Ezra links to a story in which Ray LaHood says that the government is considering taxing VMT, as a means to fund transportation projects. From a strict policy perspective, it’s a pretty good idea (depending on the cost of deployment of the GPS systems). Folks who drive more are responsible for more wear and tear on the roads, but more importantly, they’re responsible for more of the negative social costs of driving — pollution, carbon emissions, congestion, and accidents. And where a gas tax may not reduce driving (it might simply lead to increased efficiency), a VMT tax absolutely will.
But I don’t know what I think about this, politically speaking. As Ezra notes, the immediate thing that comes to mind is the creepiness factor; the government will know where you’ve been driving.
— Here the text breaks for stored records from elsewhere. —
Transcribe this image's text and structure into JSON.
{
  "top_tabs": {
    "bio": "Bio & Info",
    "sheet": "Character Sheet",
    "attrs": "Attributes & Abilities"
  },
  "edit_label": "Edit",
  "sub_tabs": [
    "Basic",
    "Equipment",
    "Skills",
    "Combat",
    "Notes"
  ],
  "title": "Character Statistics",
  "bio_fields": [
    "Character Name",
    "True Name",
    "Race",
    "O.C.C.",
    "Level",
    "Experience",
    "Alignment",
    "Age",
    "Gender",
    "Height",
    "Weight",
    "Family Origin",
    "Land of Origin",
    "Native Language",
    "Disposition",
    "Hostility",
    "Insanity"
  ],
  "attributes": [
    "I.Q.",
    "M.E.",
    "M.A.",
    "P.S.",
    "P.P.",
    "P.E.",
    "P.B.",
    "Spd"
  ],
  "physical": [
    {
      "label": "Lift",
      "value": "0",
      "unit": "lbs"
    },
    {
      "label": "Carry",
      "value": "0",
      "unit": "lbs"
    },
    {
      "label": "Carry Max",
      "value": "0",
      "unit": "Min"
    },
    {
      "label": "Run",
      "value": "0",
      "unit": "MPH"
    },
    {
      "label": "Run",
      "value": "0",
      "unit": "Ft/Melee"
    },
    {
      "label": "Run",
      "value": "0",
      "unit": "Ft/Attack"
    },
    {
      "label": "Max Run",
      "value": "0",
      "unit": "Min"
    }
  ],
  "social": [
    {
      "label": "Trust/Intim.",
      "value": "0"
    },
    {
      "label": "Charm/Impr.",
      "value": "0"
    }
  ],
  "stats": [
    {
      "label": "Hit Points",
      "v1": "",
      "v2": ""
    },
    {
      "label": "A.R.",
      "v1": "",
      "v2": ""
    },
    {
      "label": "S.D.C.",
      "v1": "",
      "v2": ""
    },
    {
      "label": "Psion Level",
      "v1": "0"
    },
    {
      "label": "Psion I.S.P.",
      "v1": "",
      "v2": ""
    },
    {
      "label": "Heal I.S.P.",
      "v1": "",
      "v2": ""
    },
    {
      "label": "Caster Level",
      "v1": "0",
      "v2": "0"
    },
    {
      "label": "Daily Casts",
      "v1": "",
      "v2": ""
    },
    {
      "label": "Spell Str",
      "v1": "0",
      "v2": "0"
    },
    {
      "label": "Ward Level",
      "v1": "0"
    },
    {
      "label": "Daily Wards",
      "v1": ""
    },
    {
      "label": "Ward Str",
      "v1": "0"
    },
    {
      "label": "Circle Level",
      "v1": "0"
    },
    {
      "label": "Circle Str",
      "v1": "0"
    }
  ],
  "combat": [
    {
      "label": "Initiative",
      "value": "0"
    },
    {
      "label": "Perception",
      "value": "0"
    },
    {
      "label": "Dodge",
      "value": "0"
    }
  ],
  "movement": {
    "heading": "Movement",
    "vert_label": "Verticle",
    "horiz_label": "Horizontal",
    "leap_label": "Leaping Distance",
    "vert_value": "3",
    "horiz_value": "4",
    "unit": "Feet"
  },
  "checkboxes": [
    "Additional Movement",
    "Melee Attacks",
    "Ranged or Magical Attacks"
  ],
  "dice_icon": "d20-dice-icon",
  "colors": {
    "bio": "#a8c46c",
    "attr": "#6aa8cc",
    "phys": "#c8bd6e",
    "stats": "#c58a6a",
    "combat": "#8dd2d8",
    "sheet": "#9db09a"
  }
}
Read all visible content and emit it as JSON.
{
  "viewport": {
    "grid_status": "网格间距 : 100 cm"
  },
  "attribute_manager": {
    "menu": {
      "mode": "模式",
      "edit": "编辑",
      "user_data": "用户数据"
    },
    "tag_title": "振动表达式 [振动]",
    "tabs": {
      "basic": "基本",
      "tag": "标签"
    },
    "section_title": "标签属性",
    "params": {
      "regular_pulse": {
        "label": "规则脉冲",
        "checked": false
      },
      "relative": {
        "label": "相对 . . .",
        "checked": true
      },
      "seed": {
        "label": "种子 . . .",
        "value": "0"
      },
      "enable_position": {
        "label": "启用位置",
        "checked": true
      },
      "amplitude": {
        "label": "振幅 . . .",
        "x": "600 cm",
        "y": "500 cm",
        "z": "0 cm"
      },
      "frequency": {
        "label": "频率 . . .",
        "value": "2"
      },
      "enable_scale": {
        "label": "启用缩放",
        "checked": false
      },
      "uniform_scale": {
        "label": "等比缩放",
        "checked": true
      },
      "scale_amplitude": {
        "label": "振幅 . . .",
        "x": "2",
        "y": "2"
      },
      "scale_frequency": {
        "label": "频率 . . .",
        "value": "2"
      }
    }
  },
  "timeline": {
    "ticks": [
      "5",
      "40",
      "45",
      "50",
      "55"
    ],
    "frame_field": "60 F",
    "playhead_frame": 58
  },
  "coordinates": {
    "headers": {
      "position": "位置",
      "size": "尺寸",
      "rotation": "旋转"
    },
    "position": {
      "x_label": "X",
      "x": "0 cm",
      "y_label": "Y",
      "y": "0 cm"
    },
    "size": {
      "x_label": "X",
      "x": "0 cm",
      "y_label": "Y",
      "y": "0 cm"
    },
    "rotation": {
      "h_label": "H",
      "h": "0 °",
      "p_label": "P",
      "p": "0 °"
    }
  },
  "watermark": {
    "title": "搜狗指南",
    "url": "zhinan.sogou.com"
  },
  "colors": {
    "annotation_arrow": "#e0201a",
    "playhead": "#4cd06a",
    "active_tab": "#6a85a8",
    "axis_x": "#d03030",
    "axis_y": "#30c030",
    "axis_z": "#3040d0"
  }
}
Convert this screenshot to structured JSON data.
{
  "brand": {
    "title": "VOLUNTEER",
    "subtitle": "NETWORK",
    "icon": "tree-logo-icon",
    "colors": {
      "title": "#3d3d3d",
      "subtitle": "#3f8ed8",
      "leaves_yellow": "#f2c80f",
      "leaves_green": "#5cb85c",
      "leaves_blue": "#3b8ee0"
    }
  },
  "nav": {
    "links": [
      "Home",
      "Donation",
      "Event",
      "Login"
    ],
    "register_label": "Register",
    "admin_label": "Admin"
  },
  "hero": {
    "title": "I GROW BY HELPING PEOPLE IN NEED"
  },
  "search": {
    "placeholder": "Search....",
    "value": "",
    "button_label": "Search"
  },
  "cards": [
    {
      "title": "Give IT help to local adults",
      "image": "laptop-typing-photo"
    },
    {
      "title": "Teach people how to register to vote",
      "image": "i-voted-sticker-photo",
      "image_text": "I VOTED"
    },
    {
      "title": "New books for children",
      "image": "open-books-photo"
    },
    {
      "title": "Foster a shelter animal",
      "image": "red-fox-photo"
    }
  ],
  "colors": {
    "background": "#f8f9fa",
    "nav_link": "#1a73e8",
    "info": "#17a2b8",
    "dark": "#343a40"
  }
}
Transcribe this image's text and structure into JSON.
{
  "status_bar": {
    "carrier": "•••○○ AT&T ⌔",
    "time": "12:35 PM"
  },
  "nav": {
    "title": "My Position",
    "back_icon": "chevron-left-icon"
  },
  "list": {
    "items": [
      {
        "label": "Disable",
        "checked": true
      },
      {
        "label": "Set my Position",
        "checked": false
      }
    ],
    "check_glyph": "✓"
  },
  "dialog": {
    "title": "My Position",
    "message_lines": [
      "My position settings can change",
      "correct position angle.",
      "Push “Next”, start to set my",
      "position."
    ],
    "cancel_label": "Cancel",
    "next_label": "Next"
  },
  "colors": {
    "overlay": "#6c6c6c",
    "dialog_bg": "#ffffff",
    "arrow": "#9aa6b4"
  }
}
I don’t know if that’s enough to derail a VMT tax, but I know that the GOP will shamelessly hammer away at the theme, despite having officially become the part of civil liberties infringements.
The bigger issue, I think, is that the tax is anti-driving, obviously and on its face. This doesn’t bother me, but it will bother lots of other folks. A gas tax can be sold as a means to reduce pollutants and carbon emissions (or for the national security set, oil imports). But it’s not necessarily an attempt to reduce driving, and drivers can reduce its impact while still extreme commuting by buying a smaller car. A congestion toll is there to reduce congestion. Sure, it reduces driving, but the point, from a driver’s perspective, is that paying the toll generates a congestion free commute.
A VMT tax, by contrast, is payment for the very right to drive (and in America, this is perceived as a right). As such, I’m not sure it would fly. I could be wrong, of course. But my preferred method of financing transportation improvements remains an increase in the gas tax, combined with a broad and significant move toward congestion pricing.